“Effective hospitalist leaders get so ingrained in the political fabric of the organization,” Mr. Buser says, “that it is almost impossible to replace them without a major battle.” Support from surgeons is doubly valuable because administrators tend to think of surgeons as doctors who bring income into the hospital.
Protect your Achilles’ heel
With hospitalists now one of the most hotly recruited specialties, it is all too easy for a member of your group to be lured away, often on very short notice.
If your group is large, the loss of one member won’t affect productivity much. But if you have only three or four members, that loss can be a mortal wound.
If you’re responsible for covering ER shifts, you may have to drop some of them, which leads to your being seen as unreliable. That in turn leads to a drop in your business … You get the picture.
Adam Singer, MD, founder and CEO of IPC The Hospitalist Company Inc., the national hospitalist practice company, recommends that hospitalist groups stay in a perpetual recruiting mode. Why? As Dr. Singer puts it, “not all departures are planned.” Younger doctors may stay only until their educational debts are paid off, while those of any age may need to relocate if there’s a family illness or a spouse’s transfer.
Staying in recruiting mode may be easier for a group affiliated with a larger company. That’s because corporate resources include recruiters who can save the cost of headhunters and because larger companies often have their own “traveling” physicians who can cover gaps until slots are filled.
Stop, look and listen
If there’s been a recent shift in the tone of your meetings with administration, don’t write it off as a temporary mood swing. Find out who and what is behind the increased complaints, and talk with your supporters about possible remedies.
You may be able to counter negative statistics with some of your own, particularly if you point to ones that have improved since your group came on board. Listen to the other doctors in your group, and ask how much flexibility you can offer in work schedules and productivity pay. One physician may want to take a reduced number of shifts instead of leaving entirely, or he or she may at least recommend your group to a friend looking for a new practice.
Keep the lines of communication open, pay attention to what you hear in the halls and the doctors’ lounge, and ask your friends to do the same. A high-quality hospitalist group can make a huge difference in a hospital’s operations and quality of care “and it is well worth fighting for.

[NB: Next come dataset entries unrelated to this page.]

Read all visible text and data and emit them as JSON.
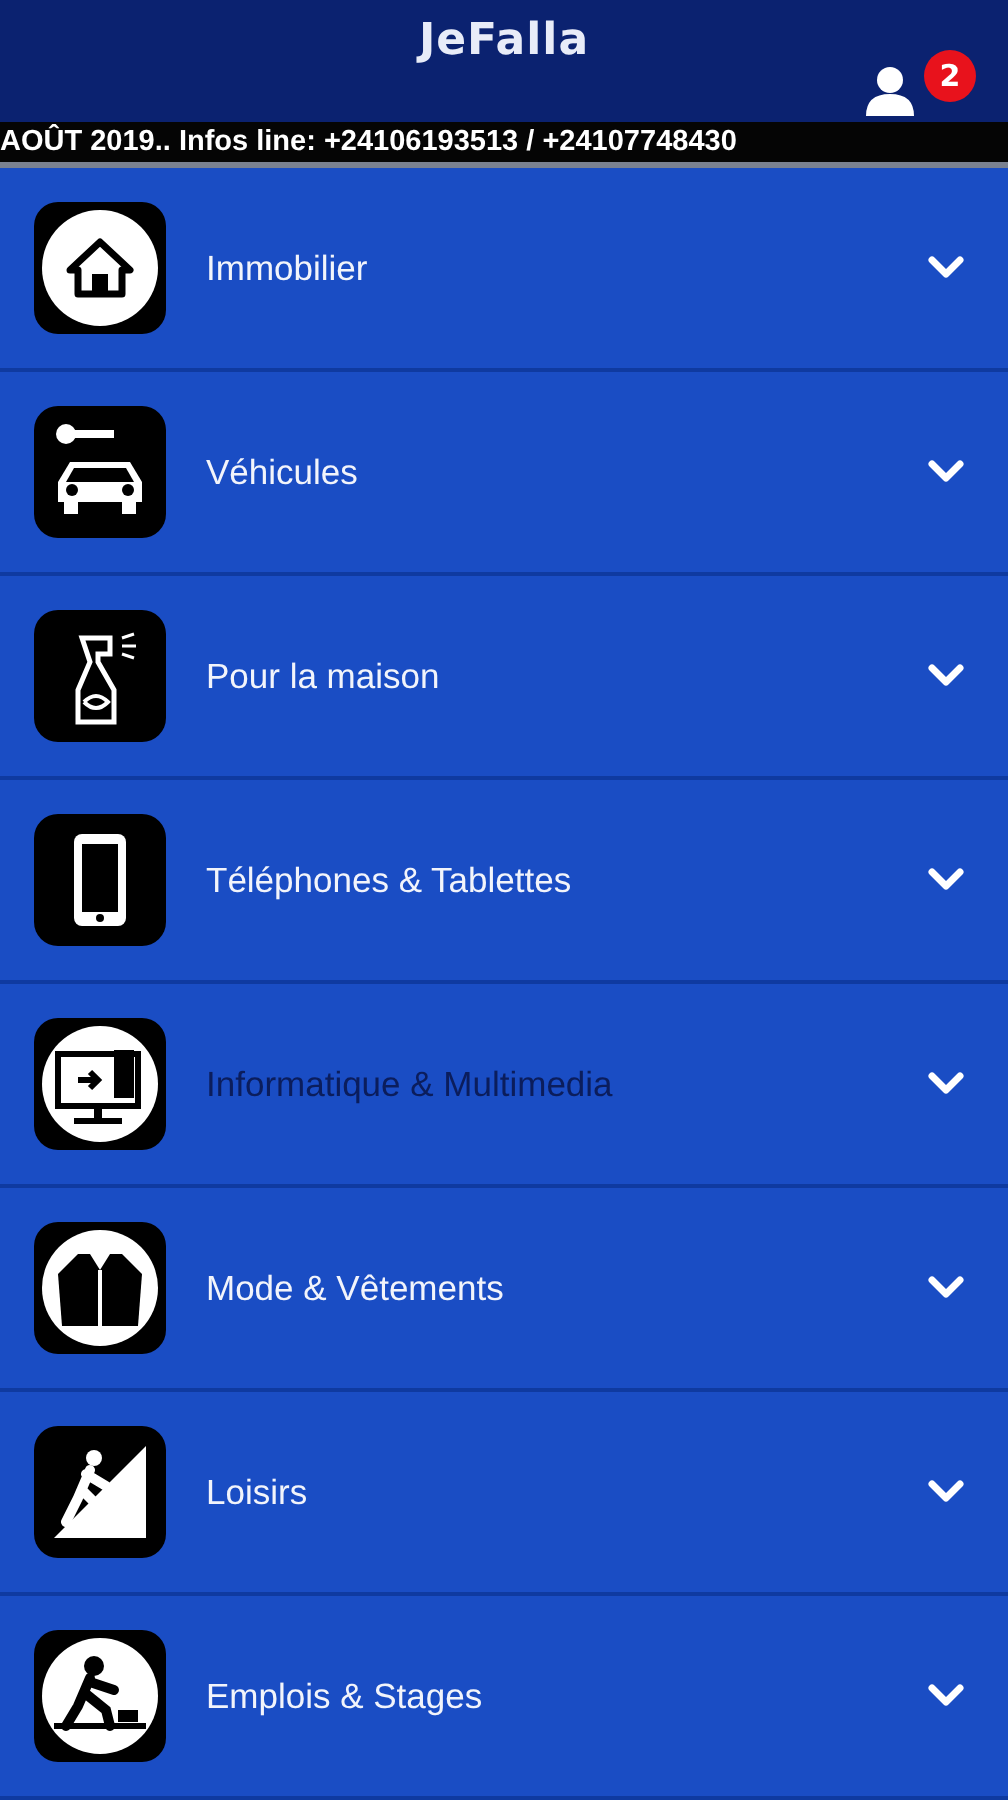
{
  "app_bar": {
    "title": "JeFalla",
    "notification_count": "2"
  },
  "ticker": "AOÛT 2019.. Infos line: +24106193513 / +24107748430",
  "categories": [
    {
      "label": "Immobilier",
      "selected": false
    },
    {
      "label": "Véhicules",
      "selected": false
    },
    {
      "label": "Pour la maison",
      "selected": false
    },
    {
      "label": "Téléphones & Tablettes",
      "selected": false
    },
    {
      "label": "Informatique & Multimedia",
      "selected": true
    },
    {
      "label": "Mode & Vêtements",
      "selected": false
    },
    {
      "label": "Loisirs",
      "selected": false
    },
    {
      "label": "Emplois & Stages",
      "selected": false
    }
  ]
}
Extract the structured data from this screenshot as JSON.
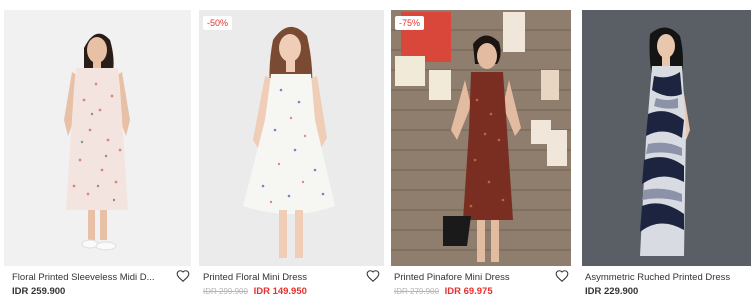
{
  "products": [
    {
      "name": "Floral Printed Sleeveless Midi D...",
      "price": "IDR 259.900",
      "badge": "",
      "original_price": "",
      "sale_price": "",
      "wishlist_icon": "heart-outline-icon"
    },
    {
      "name": "Printed Floral Mini Dress",
      "price": "",
      "badge": "-50%",
      "original_price": "IDR 299.900",
      "sale_price": "IDR 149.950",
      "wishlist_icon": "heart-outline-icon"
    },
    {
      "name": "Printed Pinafore Mini Dress",
      "price": "",
      "badge": "-75%",
      "original_price": "IDR 279.900",
      "sale_price": "IDR 69.975",
      "wishlist_icon": "heart-outline-icon"
    },
    {
      "name": "Asymmetric Ruched Printed Dress",
      "price": "IDR 229.900",
      "badge": "",
      "original_price": "",
      "sale_price": "",
      "wishlist_icon": "heart-outline-icon"
    }
  ],
  "colors": {
    "sale": "#e5322d",
    "strike": "#b5b5b5",
    "text": "#333333"
  }
}
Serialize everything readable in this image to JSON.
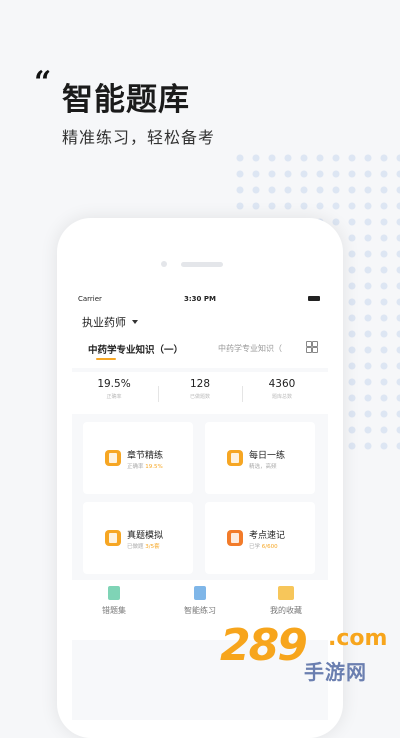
{
  "hero": {
    "quote_mark": "“",
    "title": "智能题库",
    "subtitle": "精准练习，轻松备考"
  },
  "status_bar": {
    "carrier": "Carrier",
    "time": "3:30 PM"
  },
  "header": {
    "exam_select": "执业药师",
    "tabs": [
      {
        "label": "中药学专业知识（一）",
        "active": true
      },
      {
        "label": "中药学专业知识（",
        "active": false
      }
    ]
  },
  "stats": [
    {
      "value": "19.5%",
      "label": "正确率"
    },
    {
      "value": "128",
      "label": "已做题数"
    },
    {
      "value": "4360",
      "label": "题库总数"
    }
  ],
  "cards": [
    {
      "title": "章节精练",
      "sub_prefix": "正确率",
      "sub_highlight": "19.5%",
      "icon": "book-icon",
      "color": "#f6a623"
    },
    {
      "title": "每日一练",
      "sub_prefix": "精选，高频",
      "sub_highlight": "",
      "icon": "calendar-icon",
      "color": "#f6a623"
    },
    {
      "title": "真题模拟",
      "sub_prefix": "已做题",
      "sub_highlight": "3/5套",
      "icon": "document-icon",
      "color": "#f6a623"
    },
    {
      "title": "考点速记",
      "sub_prefix": "已学",
      "sub_highlight": "6/600",
      "icon": "notebook-icon",
      "color": "#f27b2a"
    }
  ],
  "bottom_nav": [
    {
      "label": "错题集",
      "icon": "wrong-questions-icon",
      "color": "#7fd4b6"
    },
    {
      "label": "智能练习",
      "icon": "smart-practice-icon",
      "color": "#7fb6e8"
    },
    {
      "label": "我的收藏",
      "icon": "favorites-folder-icon",
      "color": "#f7c65a"
    }
  ],
  "watermark": {
    "number": "289",
    "domain": ".com",
    "name": "手游网"
  }
}
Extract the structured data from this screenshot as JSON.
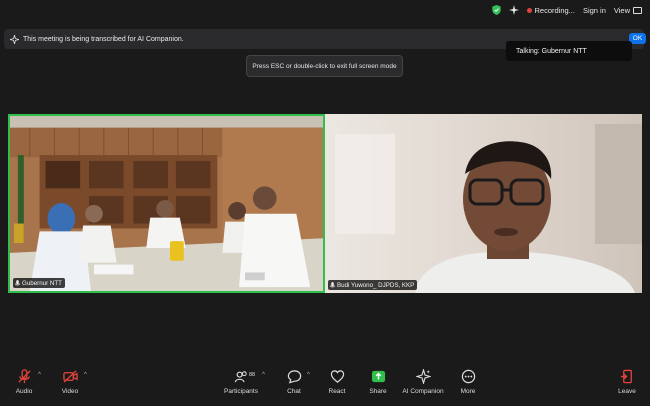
{
  "top_bar": {
    "recording_label": "Recording...",
    "signin_label": "Sign in",
    "view_label": "View",
    "colors": {
      "shield": "#35c15a",
      "recording_dot": "#e0453a"
    }
  },
  "transcript_banner": {
    "text": "This meeting is being transcribed for AI Companion.",
    "ok_label": "OK"
  },
  "talking_indicator": "Talking: Gubernur NTT",
  "fullscreen_tip": "Press ESC or double-click to exit full screen mode",
  "video_tiles": [
    {
      "name": "Gubernur NTT",
      "active_speaker": true
    },
    {
      "name": "Budi Yuwono_ DJPDS, KKP",
      "active_speaker": false
    }
  ],
  "toolbar": {
    "audio_label": "Audio",
    "video_label": "Video",
    "participants_label": "Participants",
    "participants_count": "88",
    "chat_label": "Chat",
    "react_label": "React",
    "share_label": "Share",
    "ai_companion_label": "AI Companion",
    "more_label": "More",
    "leave_label": "Leave",
    "colors": {
      "muted": "#e0453a",
      "share": "#2fbf4a",
      "leave": "#e0453a"
    }
  }
}
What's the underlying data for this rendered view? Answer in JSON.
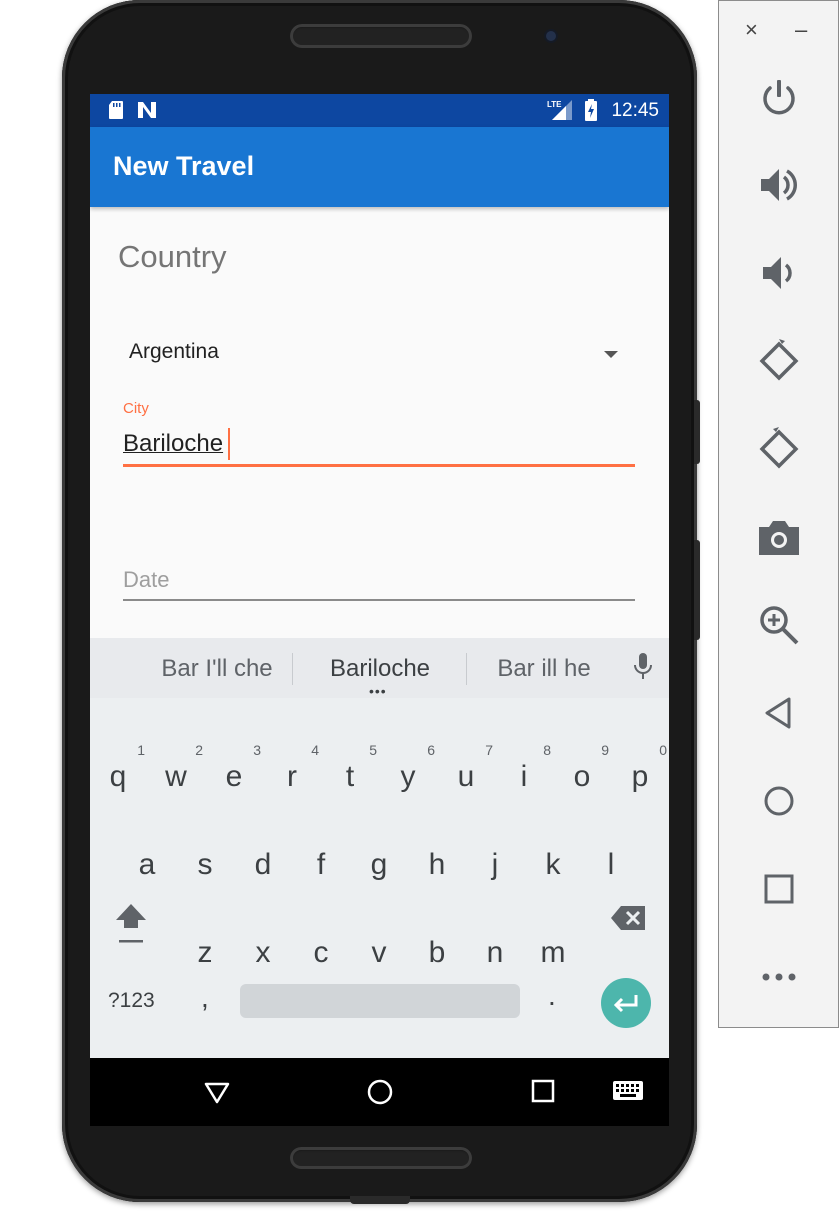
{
  "statusbar": {
    "time": "12:45",
    "network_label": "LTE"
  },
  "toolbar": {
    "title": "New Travel"
  },
  "form": {
    "country_label": "Country",
    "country_selected": "Argentina",
    "city_label": "City",
    "city_value": "Bariloche",
    "date_hint": "Date"
  },
  "keyboard": {
    "suggestions": [
      "Bar I'll che",
      "Bariloche",
      "Bar ill he"
    ],
    "row1": [
      {
        "ch": "q",
        "num": "1"
      },
      {
        "ch": "w",
        "num": "2"
      },
      {
        "ch": "e",
        "num": "3"
      },
      {
        "ch": "r",
        "num": "4"
      },
      {
        "ch": "t",
        "num": "5"
      },
      {
        "ch": "y",
        "num": "6"
      },
      {
        "ch": "u",
        "num": "7"
      },
      {
        "ch": "i",
        "num": "8"
      },
      {
        "ch": "o",
        "num": "9"
      },
      {
        "ch": "p",
        "num": "0"
      }
    ],
    "row2": [
      "a",
      "s",
      "d",
      "f",
      "g",
      "h",
      "j",
      "k",
      "l"
    ],
    "row3": [
      "z",
      "x",
      "c",
      "v",
      "b",
      "n",
      "m"
    ],
    "symbols_label": "?123",
    "comma": ",",
    "period": "."
  },
  "colors": {
    "status_bar": "#0d47a1",
    "toolbar": "#1976d2",
    "accent": "#ff7043",
    "enter_key": "#4db6ac"
  },
  "emulator_panel": {
    "close": "×",
    "minimize": "–",
    "buttons": [
      "power-icon",
      "volume-up-icon",
      "volume-down-icon",
      "rotate-left-icon",
      "rotate-right-icon",
      "camera-icon",
      "zoom-icon",
      "back-icon",
      "home-icon",
      "overview-icon",
      "more-icon"
    ]
  }
}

Don’t wait until it’s too late to take action to keep your group prospering.
Stella Fitzgibbons, MD, has been a hospitalist since 2002 and has worked with a variety of small and large groups. She welcomes comments, criticisms and flashbacks from colleagues.